→ Action item: The response must reproduce exactly every line of the material below holding the word "data".

*** Begin section ***

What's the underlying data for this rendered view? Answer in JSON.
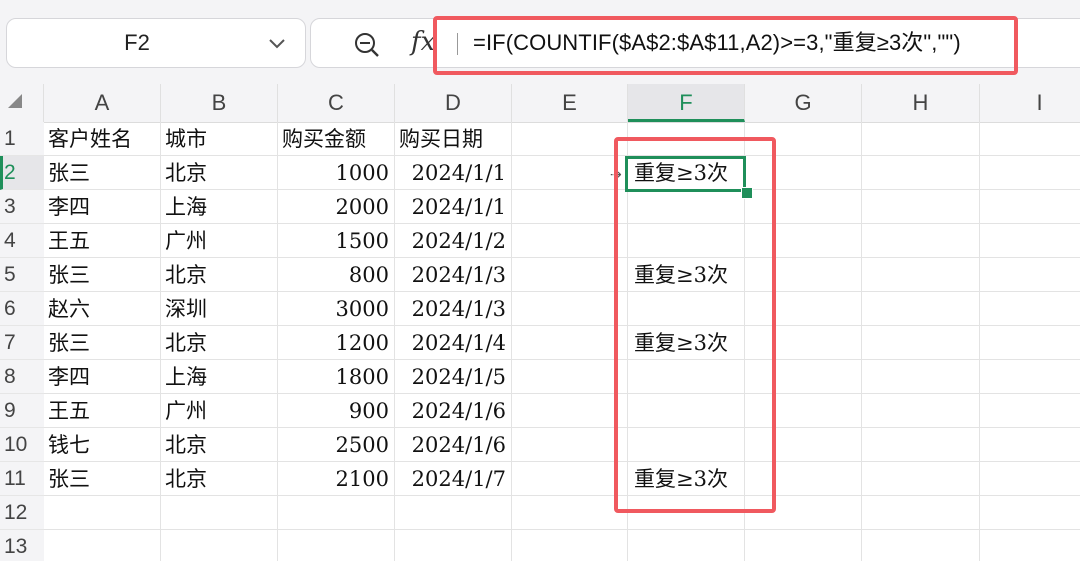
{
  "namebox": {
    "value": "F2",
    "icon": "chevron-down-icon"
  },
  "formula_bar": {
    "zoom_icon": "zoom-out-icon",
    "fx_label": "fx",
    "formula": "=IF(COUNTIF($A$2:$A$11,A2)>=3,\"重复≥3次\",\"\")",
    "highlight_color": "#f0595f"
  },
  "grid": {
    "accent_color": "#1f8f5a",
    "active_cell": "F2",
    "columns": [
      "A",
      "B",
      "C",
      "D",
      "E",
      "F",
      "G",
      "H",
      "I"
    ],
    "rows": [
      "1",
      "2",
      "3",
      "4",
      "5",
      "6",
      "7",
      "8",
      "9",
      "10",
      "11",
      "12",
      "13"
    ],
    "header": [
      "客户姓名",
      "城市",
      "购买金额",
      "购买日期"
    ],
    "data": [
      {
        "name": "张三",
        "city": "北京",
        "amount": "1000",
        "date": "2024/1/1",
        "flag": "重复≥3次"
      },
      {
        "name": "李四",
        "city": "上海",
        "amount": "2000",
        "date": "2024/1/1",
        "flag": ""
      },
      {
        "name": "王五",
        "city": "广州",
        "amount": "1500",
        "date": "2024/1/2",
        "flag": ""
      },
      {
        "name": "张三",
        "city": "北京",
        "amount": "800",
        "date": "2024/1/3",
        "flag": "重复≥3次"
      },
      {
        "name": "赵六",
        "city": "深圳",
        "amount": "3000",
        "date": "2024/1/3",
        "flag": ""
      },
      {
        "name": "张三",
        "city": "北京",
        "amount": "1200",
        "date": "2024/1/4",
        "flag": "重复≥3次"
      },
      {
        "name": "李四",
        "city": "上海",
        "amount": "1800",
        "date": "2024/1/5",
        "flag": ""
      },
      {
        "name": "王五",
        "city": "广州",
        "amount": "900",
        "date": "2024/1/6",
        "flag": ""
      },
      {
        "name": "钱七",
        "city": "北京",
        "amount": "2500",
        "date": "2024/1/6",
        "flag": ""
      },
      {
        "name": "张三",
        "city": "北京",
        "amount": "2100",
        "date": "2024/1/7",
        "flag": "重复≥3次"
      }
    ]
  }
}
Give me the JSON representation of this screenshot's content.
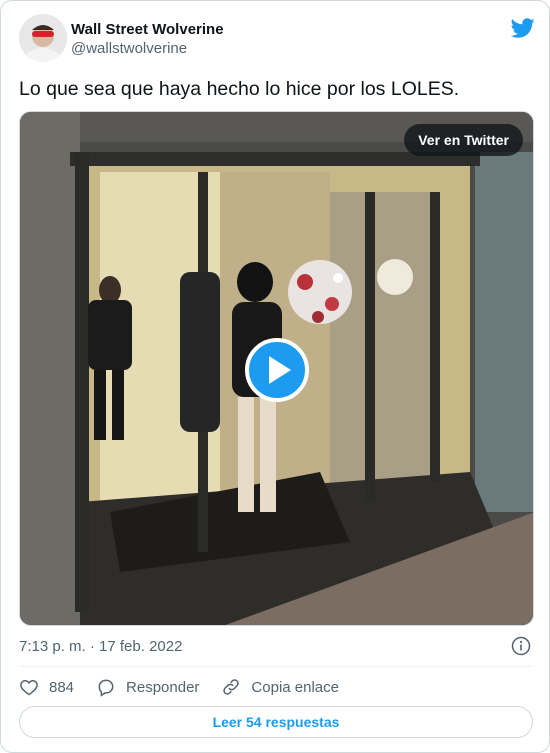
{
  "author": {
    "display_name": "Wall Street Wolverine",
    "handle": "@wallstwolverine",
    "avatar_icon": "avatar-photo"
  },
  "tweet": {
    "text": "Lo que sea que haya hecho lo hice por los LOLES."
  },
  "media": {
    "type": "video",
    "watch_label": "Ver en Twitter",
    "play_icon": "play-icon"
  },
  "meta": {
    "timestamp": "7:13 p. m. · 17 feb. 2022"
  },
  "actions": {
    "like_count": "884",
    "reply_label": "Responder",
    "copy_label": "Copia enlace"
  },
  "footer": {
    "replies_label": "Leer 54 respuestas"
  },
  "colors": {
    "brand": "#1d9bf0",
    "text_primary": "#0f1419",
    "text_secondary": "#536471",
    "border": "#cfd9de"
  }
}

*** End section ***

→ Exercise solution:
What's the underlying data for this rendered view? Answer in JSON.
    "data": [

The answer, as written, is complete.